(NewsNation Now) — President Joe Biden remains committed to appointing a Black woman to the Supreme Court, White House Press Secretary Jen Psaki said Wednesday.
The reiteration comes on the heels of word that Justice Stephen Breyer plans to retire, although Psaki declined to speak further about the matter at a news briefing on Wednesday.
“(Biden) has nominated a historic number of judges who are people of color,” Psaki said. “(A) majority of the judges he has nominated are women. That speaks to his desire and his interest in having courts around the country that look like America and that represent the experiences of America including public defenders and others.”
During his presidential candidacy, Biden said that if he were given the chance to nominate someone to the court, he would make history by choosing a Black woman.
“As president, I’d be honored, honored to appoint the first African American woman. Because it should look like the country. It’s long past time,” Biden said in February 2020 shortly before South Carolina’s presidential primary.
Psaki didn’t say Wednesday who might be considered to fill a vacant Supreme Court seat, but two names have seemingly topped any list of potential nominees:
Ketanji Brown Jackson, 51, attended Harvard as an undergraduate and for law school. President Barack Obama nominated her to be a district court judge, and Biden elevated her to the U.S. Court of Appeals for the District of Columbia Circuit. Early in her career, she was also a law clerk for Breyer.
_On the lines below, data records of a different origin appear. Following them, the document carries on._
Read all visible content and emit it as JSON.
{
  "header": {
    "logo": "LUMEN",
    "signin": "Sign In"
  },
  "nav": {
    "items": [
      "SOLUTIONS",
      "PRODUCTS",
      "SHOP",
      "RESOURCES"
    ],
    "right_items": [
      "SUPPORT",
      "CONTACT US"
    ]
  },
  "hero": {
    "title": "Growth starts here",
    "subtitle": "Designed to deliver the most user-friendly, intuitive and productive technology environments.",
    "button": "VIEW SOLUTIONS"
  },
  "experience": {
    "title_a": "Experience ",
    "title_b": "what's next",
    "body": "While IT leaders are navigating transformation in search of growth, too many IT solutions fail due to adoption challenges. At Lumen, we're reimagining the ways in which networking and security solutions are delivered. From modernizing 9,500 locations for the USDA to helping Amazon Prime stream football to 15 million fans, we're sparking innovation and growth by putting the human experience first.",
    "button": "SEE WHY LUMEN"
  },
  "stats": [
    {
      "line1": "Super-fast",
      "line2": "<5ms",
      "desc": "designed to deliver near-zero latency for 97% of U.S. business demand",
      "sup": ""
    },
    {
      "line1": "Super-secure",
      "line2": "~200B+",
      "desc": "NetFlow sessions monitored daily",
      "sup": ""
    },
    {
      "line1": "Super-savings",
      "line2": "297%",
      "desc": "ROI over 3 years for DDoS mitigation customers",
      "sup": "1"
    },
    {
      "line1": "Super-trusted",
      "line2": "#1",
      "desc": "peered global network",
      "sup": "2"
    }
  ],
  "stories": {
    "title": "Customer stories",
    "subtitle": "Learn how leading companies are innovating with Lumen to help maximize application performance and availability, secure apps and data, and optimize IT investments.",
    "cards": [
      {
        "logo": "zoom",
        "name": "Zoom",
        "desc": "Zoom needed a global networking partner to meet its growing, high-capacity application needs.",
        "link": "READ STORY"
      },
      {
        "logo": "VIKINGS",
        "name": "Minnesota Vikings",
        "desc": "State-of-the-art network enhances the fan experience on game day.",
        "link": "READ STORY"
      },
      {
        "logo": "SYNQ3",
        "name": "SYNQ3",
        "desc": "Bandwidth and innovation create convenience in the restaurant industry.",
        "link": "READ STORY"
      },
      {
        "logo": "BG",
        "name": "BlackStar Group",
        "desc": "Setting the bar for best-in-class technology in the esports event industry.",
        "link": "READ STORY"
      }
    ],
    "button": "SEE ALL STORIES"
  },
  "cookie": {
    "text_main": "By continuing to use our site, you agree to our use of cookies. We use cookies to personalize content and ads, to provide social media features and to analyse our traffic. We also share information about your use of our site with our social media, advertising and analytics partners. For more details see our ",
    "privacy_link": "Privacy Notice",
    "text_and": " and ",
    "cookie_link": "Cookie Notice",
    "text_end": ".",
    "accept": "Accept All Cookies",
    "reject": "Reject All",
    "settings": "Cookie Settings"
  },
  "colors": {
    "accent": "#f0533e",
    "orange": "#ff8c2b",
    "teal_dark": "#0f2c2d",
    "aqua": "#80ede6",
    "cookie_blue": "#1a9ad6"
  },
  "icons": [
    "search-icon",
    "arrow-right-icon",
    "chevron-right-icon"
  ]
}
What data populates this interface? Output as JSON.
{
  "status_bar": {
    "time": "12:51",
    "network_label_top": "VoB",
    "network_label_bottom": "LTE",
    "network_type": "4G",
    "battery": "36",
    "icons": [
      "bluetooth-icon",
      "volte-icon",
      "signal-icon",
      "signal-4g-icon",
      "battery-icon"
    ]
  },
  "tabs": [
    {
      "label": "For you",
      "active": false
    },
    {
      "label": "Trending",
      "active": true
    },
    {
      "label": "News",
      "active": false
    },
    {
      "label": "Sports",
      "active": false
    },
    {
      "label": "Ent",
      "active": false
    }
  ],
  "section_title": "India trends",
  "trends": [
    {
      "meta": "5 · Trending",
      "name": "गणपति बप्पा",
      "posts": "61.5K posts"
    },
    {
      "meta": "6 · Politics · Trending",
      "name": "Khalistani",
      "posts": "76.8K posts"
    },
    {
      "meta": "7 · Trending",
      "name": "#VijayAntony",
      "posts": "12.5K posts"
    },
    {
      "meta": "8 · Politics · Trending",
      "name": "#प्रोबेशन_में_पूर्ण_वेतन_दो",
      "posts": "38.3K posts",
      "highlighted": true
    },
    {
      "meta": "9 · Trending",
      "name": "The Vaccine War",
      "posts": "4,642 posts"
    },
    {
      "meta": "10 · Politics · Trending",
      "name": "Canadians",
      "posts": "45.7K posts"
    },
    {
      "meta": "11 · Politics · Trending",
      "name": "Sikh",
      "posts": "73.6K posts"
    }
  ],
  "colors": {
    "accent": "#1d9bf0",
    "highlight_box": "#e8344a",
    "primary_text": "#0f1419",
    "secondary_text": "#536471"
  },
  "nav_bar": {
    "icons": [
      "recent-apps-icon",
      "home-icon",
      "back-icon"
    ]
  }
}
Leondra Kruger, 45, is a justice on the California Supreme Court. A graduate of Harvard and Yale’s law school, she served as a law clerk on the high court before arguing a dozen cases before the court as a lawyer for the federal government. But Kruger, whose mother is Jamaican, has also been described as a moderate, which could be a tough sell for some liberal Democratic senators.
Two other Black women Biden appointed to federal appeals courts are also seen as contenders: Holly Thomas, a longtime civil rights lawyer he named to the U.S. Court of Appeals for the 9th Circuit and Candace Jackson-Akiwumi, a former public defender he named to the U.S. Court of Appeals for the 7th Circuit.
J. Michelle Childs, who has been nominated but not yet confirmed to serve on the U.S. Court of Appeals for the District of Columbia Circuit, is another option. Childs, currently a federal trial court judge in South Carolina, is a favorite of Clyburn, who made a crucial endorsement of Biden just before that state’s presidential primary.
Biden could also choose someone from outside the judiciary, though that seems less likely. One contender would be the head of the NAACP Legal Defense and Educational Fund, Sherrilyn Ifill, 59. She has headed the fund since 2013 and has announced she is stepping down in the spring.
Almost all recent Supreme Court picks have been federal appeals judges. And since Biden took office in January 2021, he has worked to dramatically expand his options in that potential candidate pool by nominating five Black women who are currently sitting on federal appeals courts, with three more nominations pending before the Senate.
Selecting a Black woman for the lifetime post on the nation’s highest court would be historic. It would mark the first time four women would sit together on the court and the first time two of the court’s nine justices would be Black. Justice Clarence Thomas is the court’s only Black justice and only the second in history after the man he replaced on the court, Thurgood Marshall.